It is important for you to understand the mediation process and determine if it is right for you. With this said, I offer:
A free face-to-face one hour consultation with both parties where I explain the basics of mediation and answer any questions you may have regarding the process.
Two 30-minute individual phone conversations, should you prefer to have the consultation separately.
Step Two: Mediation
Divorce mediation is designed to be flexible, allowing you the opportunity to implement a process that meets your needs.
Sessions are arranged at your convenience. Evening and weekend time slots are available.
Sessions are typically two hours. However, you can arrange shorter or longer sessions.
In the first session, we will work together to get an overview of your situation, and a list of all of the topics we will want to make sure that we cover, in order for you to come to a full resolution.
Most mediations take between 2 and 5 sessions . The number of sessions you need will depend on several factors, including: the complexity of the issues, your ability to communicate, whether you have children, or a home, or own your own business.
Topics covered in mediation sessions include parenting plans, division of assets and liabilities and financial support. We will also discuss any other issues you are concerned about.
Mediators can provide legal information but do not provide legal advice. You may wish to have an attorney to advise you of your legal rights, as part of your mediation process.
Step Three: Memorandum of Understanding (MOU)
The Memorandum of Understanding is a detailed document which summarizes all the decisions you agreed upon in mediation.

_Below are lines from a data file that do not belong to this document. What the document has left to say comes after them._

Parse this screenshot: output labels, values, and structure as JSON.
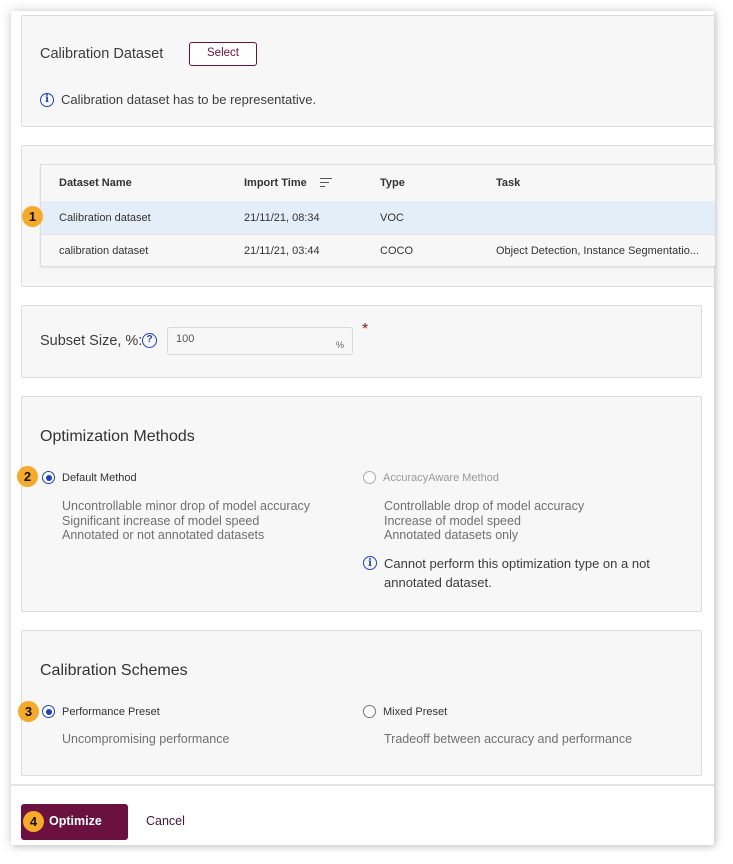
{
  "calibration_dataset": {
    "label": "Calibration Dataset",
    "select_button": "Select",
    "info_icon": "info-icon",
    "info_text": "Calibration dataset has to be representative."
  },
  "dataset_table": {
    "columns": [
      "Dataset Name",
      "Import Time",
      "Type",
      "Task"
    ],
    "sort_icon": "sort-icon",
    "rows": [
      {
        "name": "Calibration dataset",
        "import_time": "21/11/21, 08:34",
        "type": "VOC",
        "task": "",
        "selected": true
      },
      {
        "name": "calibration dataset",
        "import_time": "21/11/21, 03:44",
        "type": "COCO",
        "task": "Object Detection, Instance Segmentatio...",
        "selected": false
      }
    ]
  },
  "subset": {
    "label": "Subset Size, %:",
    "help_icon": "question-circle-icon",
    "value": "100",
    "unit": "%",
    "required_mark": "*"
  },
  "optimization_methods": {
    "title": "Optimization Methods",
    "options": [
      {
        "label": "Default Method",
        "checked": true,
        "disabled": false,
        "description": [
          "Uncontrollable minor drop of model accuracy",
          "Significant increase of model speed",
          "Annotated or not annotated datasets"
        ]
      },
      {
        "label": "AccuracyAware Method",
        "checked": false,
        "disabled": true,
        "description": [
          "Controllable drop of model accuracy",
          "Increase of model speed",
          "Annotated datasets only"
        ],
        "warning": "Cannot perform this optimization type on a not annotated dataset."
      }
    ]
  },
  "calibration_schemes": {
    "title": "Calibration Schemes",
    "options": [
      {
        "label": "Performance Preset",
        "checked": true,
        "description": "Uncompromising performance"
      },
      {
        "label": "Mixed Preset",
        "checked": false,
        "description": "Tradeoff between accuracy and performance"
      }
    ]
  },
  "footer": {
    "optimize_button": "Optimize",
    "cancel_button": "Cancel"
  },
  "step_badges": [
    "1",
    "2",
    "3",
    "4"
  ],
  "colors": {
    "brand": "#6b1140",
    "accent_blue": "#1e40c8",
    "badge": "#f7a928",
    "selected_row": "#e4eef9",
    "required": "#a0151e"
  }
}
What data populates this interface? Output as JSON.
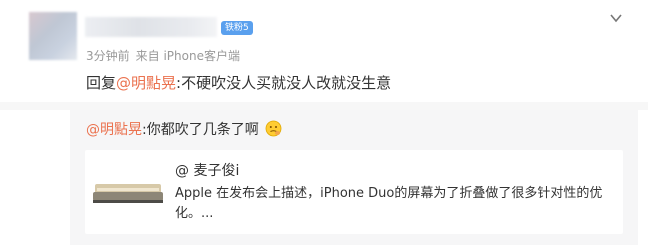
{
  "post": {
    "badge": "铁粉5",
    "time": "3分钟前",
    "source": "来自 iPhone客户端",
    "reply_prefix": "回复",
    "reply_mention": "@明點晃",
    "reply_text": ":不硬吹没人买就没人改就没生意"
  },
  "sub_comment": {
    "mention": "@明點晃",
    "text": ":你都吹了几条了啊",
    "emoji_icon": "thinking-face-emoji"
  },
  "card": {
    "author": "@ 麦子俊i",
    "text": "Apple 在发布会上描述，iPhone Duo的屏幕为了折叠做了很多针对性的优化。..."
  }
}
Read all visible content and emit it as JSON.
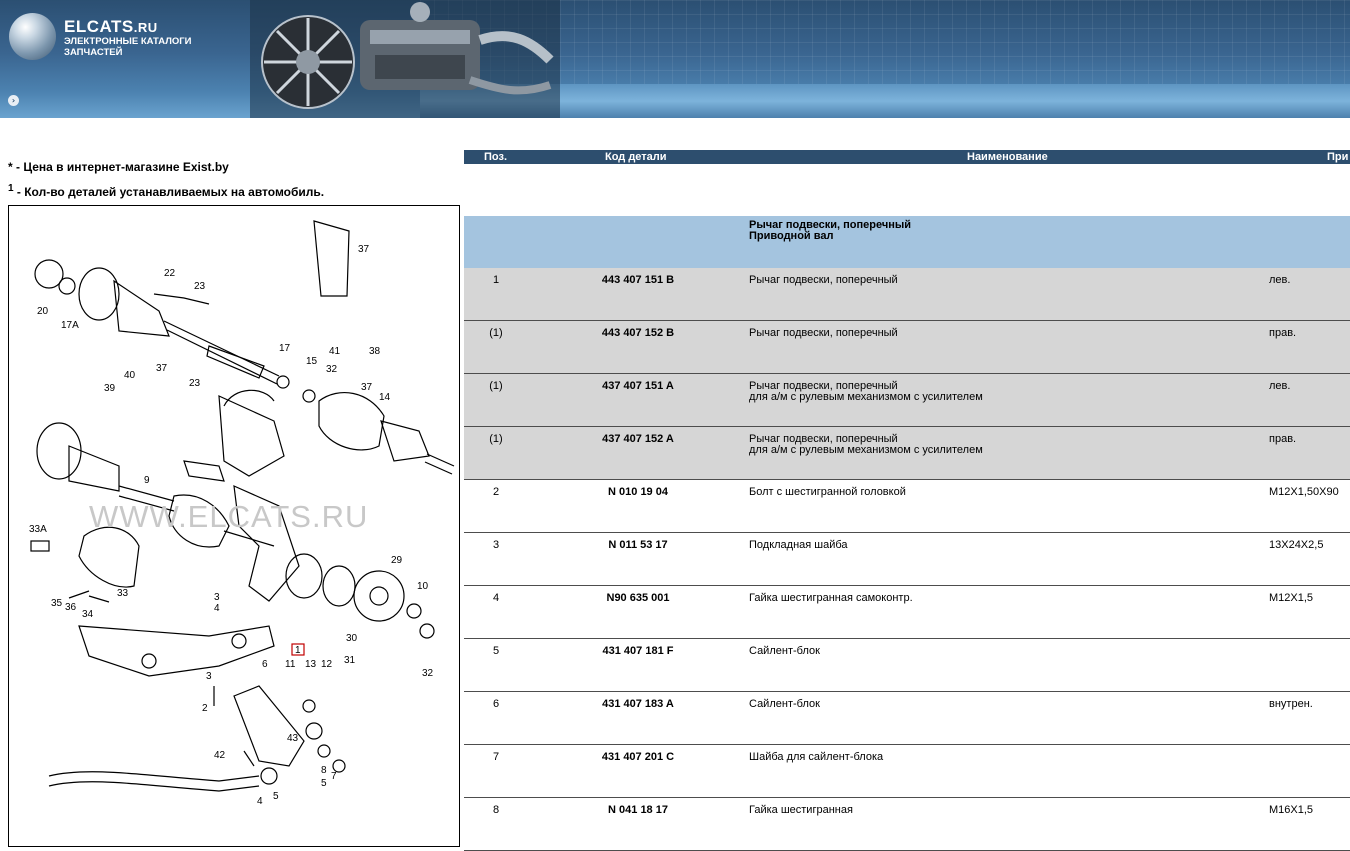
{
  "header": {
    "logo_title": "ELCATS",
    "logo_suffix": ".RU",
    "logo_subtitle": "ЭЛЕКТРОННЫЕ КАТАЛОГИ ЗАПЧАСТЕЙ",
    "nav_icon": "arrow-right-circle-icon"
  },
  "notes": {
    "price_mark": "*",
    "price_text": " - Цена в интернет-магазине Exist.by",
    "qty_mark": "1",
    "qty_text": " - Кол-во деталей устанавливаемых на автомобиль."
  },
  "diagram": {
    "watermark": "WWW.ELCATS.RU",
    "highlighted_label": "1",
    "labels": [
      "37",
      "22",
      "23",
      "20",
      "17A",
      "40",
      "37",
      "23",
      "39",
      "17",
      "15",
      "41",
      "32",
      "38",
      "37",
      "14",
      "9",
      "33A",
      "33",
      "35",
      "36",
      "34",
      "3",
      "4",
      "29",
      "10",
      "30",
      "31",
      "32",
      "6",
      "11",
      "13",
      "12",
      "3",
      "2",
      "43",
      "42",
      "8",
      "7",
      "5",
      "4",
      "5"
    ]
  },
  "table": {
    "columns": [
      "Поз.",
      "Код детали",
      "Наименование",
      "При"
    ],
    "group": {
      "line1": "Рычаг подвески, поперечный",
      "line2": "Приводной вал"
    },
    "rows": [
      {
        "pos": "1",
        "code": "443 407 151 B",
        "name": "Рычаг подвески, поперечный",
        "name2": "",
        "note": "лев.",
        "bg": "grey"
      },
      {
        "pos": "(1)",
        "code": "443 407 152 B",
        "name": "Рычаг подвески, поперечный",
        "name2": "",
        "note": "прав.",
        "bg": "grey"
      },
      {
        "pos": "(1)",
        "code": "437 407 151 A",
        "name": "Рычаг подвески, поперечный",
        "name2": "для а/м с рулевым механизмом с усилителем",
        "note": "лев.",
        "bg": "grey"
      },
      {
        "pos": "(1)",
        "code": "437 407 152 A",
        "name": "Рычаг подвески, поперечный",
        "name2": "для а/м с рулевым механизмом с усилителем",
        "note": "прав.",
        "bg": "grey"
      },
      {
        "pos": "2",
        "code": "N 010 19 04",
        "name": "Болт с шестигранной головкой",
        "name2": "",
        "note": "M12X1,50X90",
        "bg": "white"
      },
      {
        "pos": "3",
        "code": "N 011 53 17",
        "name": "Подкладная шайба",
        "name2": "",
        "note": "13X24X2,5",
        "bg": "white"
      },
      {
        "pos": "4",
        "code": "N90 635 001",
        "name": "Гайка шестигранная самоконтр.",
        "name2": "",
        "note": "M12X1,5",
        "bg": "white"
      },
      {
        "pos": "5",
        "code": "431 407 181 F",
        "name": "Сайлент-блок",
        "name2": "",
        "note": "",
        "bg": "white"
      },
      {
        "pos": "6",
        "code": "431 407 183 A",
        "name": "Сайлент-блок",
        "name2": "",
        "note": "внутрен.",
        "bg": "white"
      },
      {
        "pos": "7",
        "code": "431 407 201 C",
        "name": "Шайба для сайлент-блока",
        "name2": "",
        "note": "",
        "bg": "white"
      },
      {
        "pos": "8",
        "code": "N 041 18 17",
        "name": "Гайка шестигранная",
        "name2": "",
        "note": "M16X1,5",
        "bg": "white"
      }
    ]
  }
}
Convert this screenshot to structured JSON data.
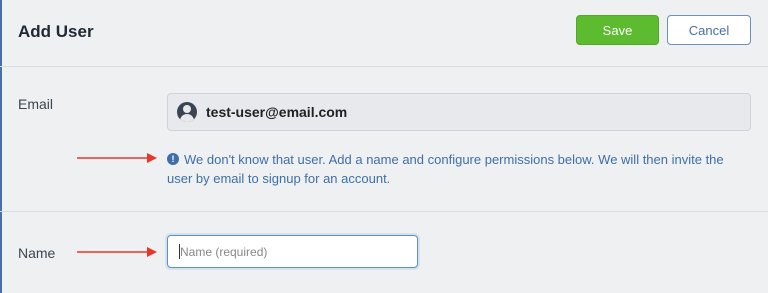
{
  "header": {
    "title": "Add User",
    "save_label": "Save",
    "cancel_label": "Cancel"
  },
  "email_section": {
    "label": "Email",
    "value": "test-user@email.com",
    "avatar_icon": "user-avatar-icon",
    "info_icon": "info-circle-icon",
    "info_message": "We don't know that user. Add a name and configure permissions below. We will then invite the user by email to signup for an account."
  },
  "name_section": {
    "label": "Name",
    "placeholder": "Name (required)",
    "value": ""
  },
  "colors": {
    "save_button": "#5cbb2e",
    "info_text": "#3f6fa8",
    "annotation_arrow": "#e8362a",
    "background": "#eef0f2"
  }
}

The MOU will include what must be covered to obtain a divorce in New York. Your decisions regarding division of your assets and debts, support issues and the care of your child(ren) will all be incorporated into the document.
We will meet to review the MOU and integrate revisions, should there be any.
Should you wish to file for divorce, an attorney will write up the settlement agreement based on the terms in your MOU and, if and when you are both ready, file the agreement as well as other required forms with the court.
You are encouraged to employ an attorney to advise you of your rights, either before or after the settlement agreement is drafted by the neutral attorney.